Suddenly that’s how it feels. And we’re off…where to exactly, I couldn’t tell you, but it’s fall, and with it comes a surge of momentum.
I didn’t blog much in the summer because, sadly, I didn’t bird much either and for me the two go hand in hand. There was a Tricolored Heron sighting at Tommy Thompson Park in late July, the weekend before we left for BC, and seeing that bird may well have been the highlight of the first half of my summer. I’m still not sure how it meandered into Ontario, thousands of kilometers from its usual stomping grounds in Louisiana, but a welcome addition to our surroundings it was. The bird lingered for about a week, which meant that every single birder in the GTA and further afield had time to make their way over to the park. The day I saw the heron, he was in fine company, flanked by short billed dowitchers, among other fabulous shore birds, and gargantuan-looking mute swans Great Egret flew overhead. I stuck around for nearly an hour — there were so many generous people with fine, fine scopes — and couldn’t get enough of his regal burgundy coloring.
And then we went to BC, I fell in love with Stellar’s Jays, returned to Toronto, I had an intense work-project, and somehow it’s now September. The evenings cooled, the mornings are brisk, I’m in my element.
I’m also back at the bird banding station at TTPBRS, and I’ve already extracted more birds from mist nets during these last two weeks than I have in my entire life combined. It appears that my adult ballet classes are giving me a crash course in bravery and unabashed desire to try new things even when I can’t quite do them to my liking. Yet. It may well be that I’ll never have the dextrous agility to untangle birds gracefully, but I’m forcing myself to do it, and lo and behold, I’m improving. I still have to radio for help with every fifth bird or so, but I’m gaining confidence handling the birds. I do still feel that it’s such an honor and a privilege to hold a bird in my hand, to see the molting feathers on a warbler, to feel the bird’s heartbeat. It’s not only the bird’s fragility that I sense intimately, but also its resilience. Holding a diminutive warbler or kinglet in the hand reminds me of the extraordinarily perilous journeys the birds undertake. Whether they feel the stress or not, I do not know, but their demeanor is unflappable, courageous, oftentimes majestic. They’ve taught me more about resilience and bravery than they could possibly know.

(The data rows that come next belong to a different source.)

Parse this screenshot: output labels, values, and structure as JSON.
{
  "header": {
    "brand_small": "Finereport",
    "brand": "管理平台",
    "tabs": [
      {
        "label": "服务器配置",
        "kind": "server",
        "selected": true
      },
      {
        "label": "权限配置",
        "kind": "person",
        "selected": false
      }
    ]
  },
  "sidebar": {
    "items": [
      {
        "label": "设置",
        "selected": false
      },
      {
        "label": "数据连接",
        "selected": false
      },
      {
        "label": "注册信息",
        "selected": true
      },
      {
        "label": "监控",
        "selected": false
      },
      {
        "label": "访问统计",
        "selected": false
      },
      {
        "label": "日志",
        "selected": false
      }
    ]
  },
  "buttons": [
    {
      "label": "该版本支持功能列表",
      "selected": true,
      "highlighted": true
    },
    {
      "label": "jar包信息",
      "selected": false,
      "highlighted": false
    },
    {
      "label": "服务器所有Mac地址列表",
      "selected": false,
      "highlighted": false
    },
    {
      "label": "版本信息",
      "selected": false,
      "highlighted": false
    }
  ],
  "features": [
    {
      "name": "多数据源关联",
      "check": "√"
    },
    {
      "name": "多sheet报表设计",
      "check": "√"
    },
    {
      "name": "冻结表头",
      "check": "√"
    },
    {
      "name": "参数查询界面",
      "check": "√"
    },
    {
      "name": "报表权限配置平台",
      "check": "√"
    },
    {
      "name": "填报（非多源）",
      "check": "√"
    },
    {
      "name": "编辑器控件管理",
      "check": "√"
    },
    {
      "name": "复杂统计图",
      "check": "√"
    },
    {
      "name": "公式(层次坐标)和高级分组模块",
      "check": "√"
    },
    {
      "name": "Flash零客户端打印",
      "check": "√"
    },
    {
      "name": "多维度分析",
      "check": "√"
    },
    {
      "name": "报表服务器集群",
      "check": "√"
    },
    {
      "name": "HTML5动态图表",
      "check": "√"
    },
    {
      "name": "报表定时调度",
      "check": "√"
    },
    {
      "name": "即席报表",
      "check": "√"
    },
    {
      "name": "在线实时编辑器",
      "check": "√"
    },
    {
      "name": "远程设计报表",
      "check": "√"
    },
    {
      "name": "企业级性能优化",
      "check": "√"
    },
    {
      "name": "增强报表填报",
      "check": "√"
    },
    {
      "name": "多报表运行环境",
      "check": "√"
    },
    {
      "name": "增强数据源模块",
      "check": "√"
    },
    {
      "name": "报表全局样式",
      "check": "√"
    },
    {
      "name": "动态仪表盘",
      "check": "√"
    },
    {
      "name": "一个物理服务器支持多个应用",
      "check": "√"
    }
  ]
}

Yesterday I held two Semipalmated Sandpipers — one in each hand — and took them outside to release them by the water. I doubt either one of them will ever remember spending two minutes in my hands, cupped in bander’s grip, trying to wrestle free, but I can still feel them, their silky plumage and elongated bills, eyes blinking feverishly, before I flung them up into the air to let them go. I watched them fly away, weaving haphazard patterns in the air, so eager to be free of me. And just like that, like magic, they were off.